__What the task asks__: From the listing below, copy each line that contains the word "media".

__Supplied records__:
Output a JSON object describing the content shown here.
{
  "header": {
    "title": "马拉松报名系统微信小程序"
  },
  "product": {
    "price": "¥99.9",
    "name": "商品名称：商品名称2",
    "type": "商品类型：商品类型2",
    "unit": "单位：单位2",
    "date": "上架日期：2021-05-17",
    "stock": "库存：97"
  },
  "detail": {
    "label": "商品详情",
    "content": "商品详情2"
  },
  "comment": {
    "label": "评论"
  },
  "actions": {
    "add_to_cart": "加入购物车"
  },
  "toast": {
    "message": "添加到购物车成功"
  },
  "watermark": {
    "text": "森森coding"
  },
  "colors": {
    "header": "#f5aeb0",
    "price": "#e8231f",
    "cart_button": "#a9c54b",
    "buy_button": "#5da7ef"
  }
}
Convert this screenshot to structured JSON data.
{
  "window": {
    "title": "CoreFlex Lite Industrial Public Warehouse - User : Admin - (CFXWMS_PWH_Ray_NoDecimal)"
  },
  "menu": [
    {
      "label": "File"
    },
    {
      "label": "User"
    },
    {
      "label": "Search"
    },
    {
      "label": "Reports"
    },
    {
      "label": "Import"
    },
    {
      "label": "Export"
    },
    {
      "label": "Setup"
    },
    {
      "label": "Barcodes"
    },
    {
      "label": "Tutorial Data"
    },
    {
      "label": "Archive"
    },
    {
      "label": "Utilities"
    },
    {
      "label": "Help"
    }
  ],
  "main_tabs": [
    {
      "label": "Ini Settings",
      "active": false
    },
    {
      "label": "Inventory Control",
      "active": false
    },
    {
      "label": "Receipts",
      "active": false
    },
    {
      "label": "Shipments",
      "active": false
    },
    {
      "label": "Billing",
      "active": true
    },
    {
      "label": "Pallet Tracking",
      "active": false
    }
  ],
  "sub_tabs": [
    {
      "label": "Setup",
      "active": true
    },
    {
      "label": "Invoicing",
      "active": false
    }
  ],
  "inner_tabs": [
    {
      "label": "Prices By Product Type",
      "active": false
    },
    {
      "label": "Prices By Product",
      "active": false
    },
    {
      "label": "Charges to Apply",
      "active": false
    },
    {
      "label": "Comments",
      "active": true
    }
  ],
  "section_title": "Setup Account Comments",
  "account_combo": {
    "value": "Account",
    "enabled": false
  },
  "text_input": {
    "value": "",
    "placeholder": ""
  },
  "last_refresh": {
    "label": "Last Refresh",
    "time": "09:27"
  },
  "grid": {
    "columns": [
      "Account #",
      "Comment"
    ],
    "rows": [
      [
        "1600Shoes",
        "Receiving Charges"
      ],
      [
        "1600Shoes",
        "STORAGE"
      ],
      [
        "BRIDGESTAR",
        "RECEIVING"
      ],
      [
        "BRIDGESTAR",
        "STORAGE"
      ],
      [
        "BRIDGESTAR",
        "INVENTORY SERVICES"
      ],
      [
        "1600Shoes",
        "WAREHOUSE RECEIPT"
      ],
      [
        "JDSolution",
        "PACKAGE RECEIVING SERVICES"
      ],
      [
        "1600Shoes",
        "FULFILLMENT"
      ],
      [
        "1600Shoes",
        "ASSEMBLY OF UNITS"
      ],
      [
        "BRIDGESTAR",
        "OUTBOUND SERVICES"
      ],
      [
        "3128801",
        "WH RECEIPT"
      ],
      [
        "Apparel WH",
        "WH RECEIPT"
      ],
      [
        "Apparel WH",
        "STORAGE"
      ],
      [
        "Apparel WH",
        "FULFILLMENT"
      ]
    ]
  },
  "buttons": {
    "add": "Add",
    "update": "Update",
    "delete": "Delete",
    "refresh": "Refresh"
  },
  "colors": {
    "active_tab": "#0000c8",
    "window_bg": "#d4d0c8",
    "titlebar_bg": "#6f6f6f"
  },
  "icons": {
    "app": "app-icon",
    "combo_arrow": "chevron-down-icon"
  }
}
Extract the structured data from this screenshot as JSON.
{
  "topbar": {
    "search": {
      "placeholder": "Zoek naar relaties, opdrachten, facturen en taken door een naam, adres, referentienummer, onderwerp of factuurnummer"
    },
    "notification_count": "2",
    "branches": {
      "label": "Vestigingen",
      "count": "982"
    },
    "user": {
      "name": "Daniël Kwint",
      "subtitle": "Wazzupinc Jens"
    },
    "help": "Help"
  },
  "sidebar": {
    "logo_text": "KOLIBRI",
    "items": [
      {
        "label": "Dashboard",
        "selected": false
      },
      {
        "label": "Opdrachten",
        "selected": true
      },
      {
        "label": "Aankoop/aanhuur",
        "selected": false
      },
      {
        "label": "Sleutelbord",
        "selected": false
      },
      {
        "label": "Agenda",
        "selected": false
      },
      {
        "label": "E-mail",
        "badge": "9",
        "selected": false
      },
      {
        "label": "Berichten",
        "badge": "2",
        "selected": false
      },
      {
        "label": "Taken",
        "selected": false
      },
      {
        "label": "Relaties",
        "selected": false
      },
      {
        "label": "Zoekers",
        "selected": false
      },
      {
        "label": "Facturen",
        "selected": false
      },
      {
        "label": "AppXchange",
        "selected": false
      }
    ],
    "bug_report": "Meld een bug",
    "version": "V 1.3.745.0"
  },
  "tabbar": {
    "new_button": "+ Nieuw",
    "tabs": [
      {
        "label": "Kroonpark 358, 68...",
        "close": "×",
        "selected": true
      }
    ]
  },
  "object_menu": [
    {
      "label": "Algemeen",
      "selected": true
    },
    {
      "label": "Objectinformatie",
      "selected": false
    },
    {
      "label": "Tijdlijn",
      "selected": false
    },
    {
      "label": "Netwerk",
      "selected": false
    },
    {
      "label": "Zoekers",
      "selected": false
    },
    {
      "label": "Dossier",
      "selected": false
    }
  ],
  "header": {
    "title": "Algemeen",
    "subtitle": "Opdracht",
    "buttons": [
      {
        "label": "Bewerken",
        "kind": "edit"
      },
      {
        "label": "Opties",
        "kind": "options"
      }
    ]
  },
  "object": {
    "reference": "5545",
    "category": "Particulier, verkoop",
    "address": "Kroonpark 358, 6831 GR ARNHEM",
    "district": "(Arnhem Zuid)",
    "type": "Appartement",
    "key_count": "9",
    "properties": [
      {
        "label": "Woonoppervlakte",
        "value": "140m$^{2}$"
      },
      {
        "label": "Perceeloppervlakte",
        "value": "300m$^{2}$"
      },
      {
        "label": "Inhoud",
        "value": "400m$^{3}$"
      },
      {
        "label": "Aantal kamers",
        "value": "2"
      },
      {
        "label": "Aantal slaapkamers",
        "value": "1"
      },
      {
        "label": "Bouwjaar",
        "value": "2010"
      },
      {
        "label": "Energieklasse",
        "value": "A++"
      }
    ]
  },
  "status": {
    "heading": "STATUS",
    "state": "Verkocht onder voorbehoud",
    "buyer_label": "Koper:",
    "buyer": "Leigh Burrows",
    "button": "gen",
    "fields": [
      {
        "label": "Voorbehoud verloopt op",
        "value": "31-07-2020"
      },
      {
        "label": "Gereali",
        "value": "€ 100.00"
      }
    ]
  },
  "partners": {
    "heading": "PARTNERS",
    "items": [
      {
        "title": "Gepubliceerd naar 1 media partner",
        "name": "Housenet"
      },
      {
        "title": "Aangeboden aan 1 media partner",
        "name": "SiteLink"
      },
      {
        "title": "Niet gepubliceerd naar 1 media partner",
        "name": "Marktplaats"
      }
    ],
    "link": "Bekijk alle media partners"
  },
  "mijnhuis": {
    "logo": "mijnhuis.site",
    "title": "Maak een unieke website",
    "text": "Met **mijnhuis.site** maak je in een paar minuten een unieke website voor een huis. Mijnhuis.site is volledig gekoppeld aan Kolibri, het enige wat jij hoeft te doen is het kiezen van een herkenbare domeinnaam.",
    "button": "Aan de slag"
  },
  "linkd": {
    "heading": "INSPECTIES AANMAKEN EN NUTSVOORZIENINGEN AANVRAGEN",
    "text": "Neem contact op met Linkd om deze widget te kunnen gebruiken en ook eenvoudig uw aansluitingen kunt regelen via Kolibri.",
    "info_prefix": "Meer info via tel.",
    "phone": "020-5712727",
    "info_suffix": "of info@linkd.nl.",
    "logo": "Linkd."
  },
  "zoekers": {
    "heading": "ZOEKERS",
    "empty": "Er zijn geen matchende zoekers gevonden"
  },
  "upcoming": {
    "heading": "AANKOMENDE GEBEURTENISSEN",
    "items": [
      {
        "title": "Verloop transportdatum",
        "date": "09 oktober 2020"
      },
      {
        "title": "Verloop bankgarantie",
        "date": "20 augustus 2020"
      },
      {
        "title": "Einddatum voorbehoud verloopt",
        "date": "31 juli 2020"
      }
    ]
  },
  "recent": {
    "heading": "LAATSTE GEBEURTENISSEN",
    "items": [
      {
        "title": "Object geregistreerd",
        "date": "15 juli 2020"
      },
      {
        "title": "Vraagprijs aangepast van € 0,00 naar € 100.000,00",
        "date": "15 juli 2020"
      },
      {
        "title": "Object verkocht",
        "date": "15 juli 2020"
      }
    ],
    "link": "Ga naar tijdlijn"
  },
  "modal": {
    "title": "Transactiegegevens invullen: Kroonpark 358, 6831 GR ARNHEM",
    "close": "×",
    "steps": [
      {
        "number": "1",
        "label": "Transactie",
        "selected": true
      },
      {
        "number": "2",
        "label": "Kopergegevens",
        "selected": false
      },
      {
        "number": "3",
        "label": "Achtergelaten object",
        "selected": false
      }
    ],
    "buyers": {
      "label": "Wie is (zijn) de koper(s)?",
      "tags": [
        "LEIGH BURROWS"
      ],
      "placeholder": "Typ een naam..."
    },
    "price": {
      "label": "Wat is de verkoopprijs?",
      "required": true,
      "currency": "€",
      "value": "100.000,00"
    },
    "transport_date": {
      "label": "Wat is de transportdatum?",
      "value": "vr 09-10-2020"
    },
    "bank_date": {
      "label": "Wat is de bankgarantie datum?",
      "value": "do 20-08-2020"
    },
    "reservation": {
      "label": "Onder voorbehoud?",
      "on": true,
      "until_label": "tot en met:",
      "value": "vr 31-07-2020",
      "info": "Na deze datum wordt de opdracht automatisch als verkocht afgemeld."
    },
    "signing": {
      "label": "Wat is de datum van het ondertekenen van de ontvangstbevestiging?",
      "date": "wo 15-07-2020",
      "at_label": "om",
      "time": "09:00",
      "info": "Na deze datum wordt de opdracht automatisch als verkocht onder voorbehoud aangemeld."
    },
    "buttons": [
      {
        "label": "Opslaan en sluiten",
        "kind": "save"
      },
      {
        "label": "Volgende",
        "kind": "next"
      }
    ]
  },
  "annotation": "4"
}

__Task solution__:
        "title": "Gepubliceerd naar 1 media partner",
        "title": "Aangeboden aan 1 media partner",
        "title": "Niet gepubliceerd naar 1 media partner",
    "link": "Bekijk alle media partners"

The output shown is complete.